One way to extend the growing season is with a greenhouse or at least some way to protect the garden from seasonal changes. Here’s one of my favorites. In the fall a small covering over a raised bed can help crops continue to produce. In the spring time, a cover can help you get a jump on the growing season.
Here are a few we’ve featured in the past:
Learn how you can make a covered mini greenhouse garden from the blog by Swing N Cocoa.
This post is a step by step tutorial with a lot of pictures to guide you through the process. There is also a lot of comments also so make sure you take a look at them so you can see any questions people bring up. The full project via swingncocoa
Below you’ll find several videos on how some “backyard farmers” set up a small greenhouse garden over their raised garden beds. One uses concrete blocks to build their raised bed while the other uses wood sides.
At Growing A Greener World® they share 3 Key Benefits of Gardening in Raised Beds
Important considerations when making your raised beds
1. Options to Contain the Soil: The choices when constructing raised beds are many and range from large stones or bricks you can find for free, to custom-built beds with metal sides and everything in between. The key is to find what works best for you, your budget, and you’re happy with how it looks. While raised beds don’t have to be permanent, when built right, they can remain in place for years to come.
2. Beds that meet the needs of you and your plants. When building beds or mounding up soil, it needs to be wide enough for roots to spread out and plants to grow, but not too wide that you can’t reach in to the center of the bed from one side. The rule of thumb is never make it so wide that you need to step into the bed and on the soil to reach any part of the plant. My rule of thumb is no bed wider than 4 feet.
3. Design the soil for structure and drainage. When considering what soil to put into your raised beds, whether you’re starting from scratch or amending an existing bed, Ideally, it’s best to incorporate plenty of organic material such as well-aged manure and compost, and even store bought soil amendments.
The key to great soil, especially with soil in raised beds is to add lots of organic matter to improve drainage, moisture retention, and soil structure. Starting with native soil and a healthy addition of quality top soil, we use compost, worm castings, and composted leaves.
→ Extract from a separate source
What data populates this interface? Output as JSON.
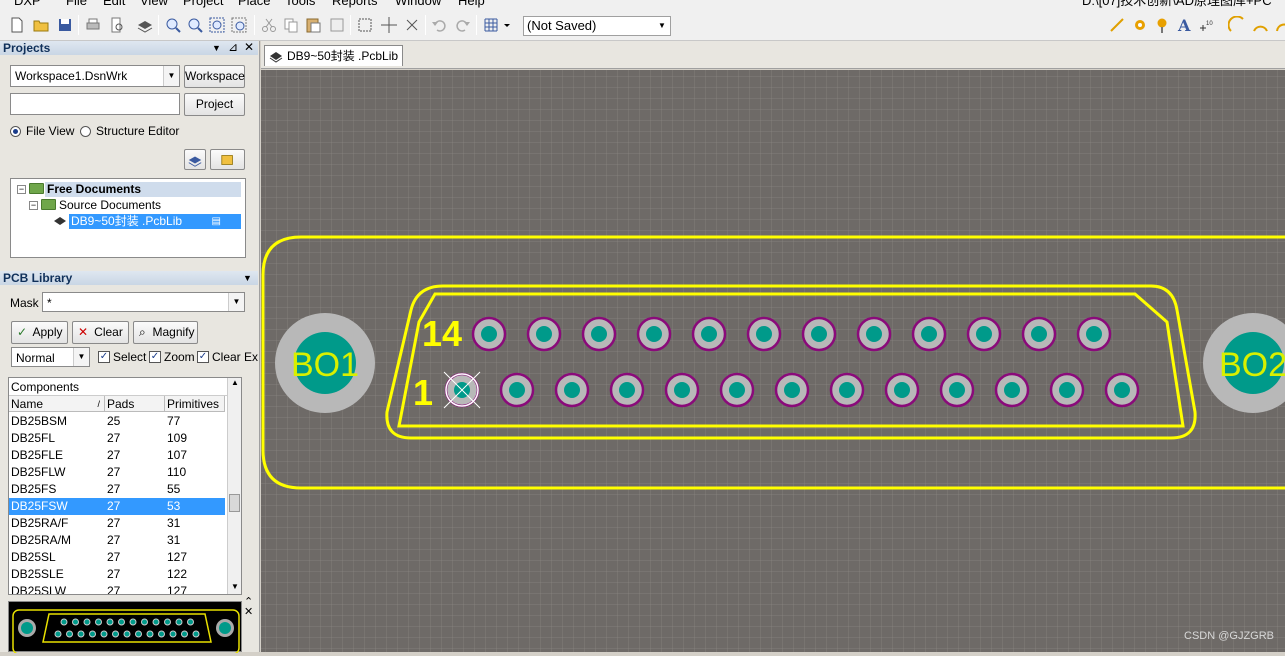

Via growingagreenerworld.com
A small garden space growing in raised garden beds like the ones in the video make a perfect addition to those interested in a backyard garden.
“Greenhouses” do not need always be a structure you walk into. These small greenhouses allow for extra protection from weather. To access the beds, you simply roll up the sides.
These are some good examples on ways to garden in small spaces with =out the expense of a big greenhouse.
A Hoop House That Glides Open And Closed
A greenhouse is on many gardeners “wanted” list. Vern Harris likes setting up hoop houses over his vegetable beds, but doesn’t like the hassle of working under them.
Most designs require lifting the plastic sides to get at the produce. So, Harris came up with hoops that glide on rails, making access as easy as pulling on two ropes. Check out Vern’s hoop house solution – Hoop House – Glides Open And Closed.
Row Cover Hoop House
Leafy spring and fall crops such as lettuce, spinach,and kale are okay in frost when it is around 20 degrees but under than they don’t do well.
A Row-Cover Hoop House is great for protecting these leafs. These are simple to make and you only need a handful of simple cheap materials. This is a great way to protect your precious crops. Details at: Make A Row-Cover Hoop House.
Have you ever heard of “low tunnels” for extending your growing season or getting a jump on the upcoming one?
In this video you’ll learn some of the principles of frost protection along with how to build a low tunnel… a simple structure to start your plants early, or grow through the winter.
Using PVC pipe, a floating row cover, and row cover snap clamps. Learn the difference between frost and freeze and how Christmas lights, water bottles and mulch can help your plants survive in the cold.
Details at: Frost protection with low tunnel floating row cover.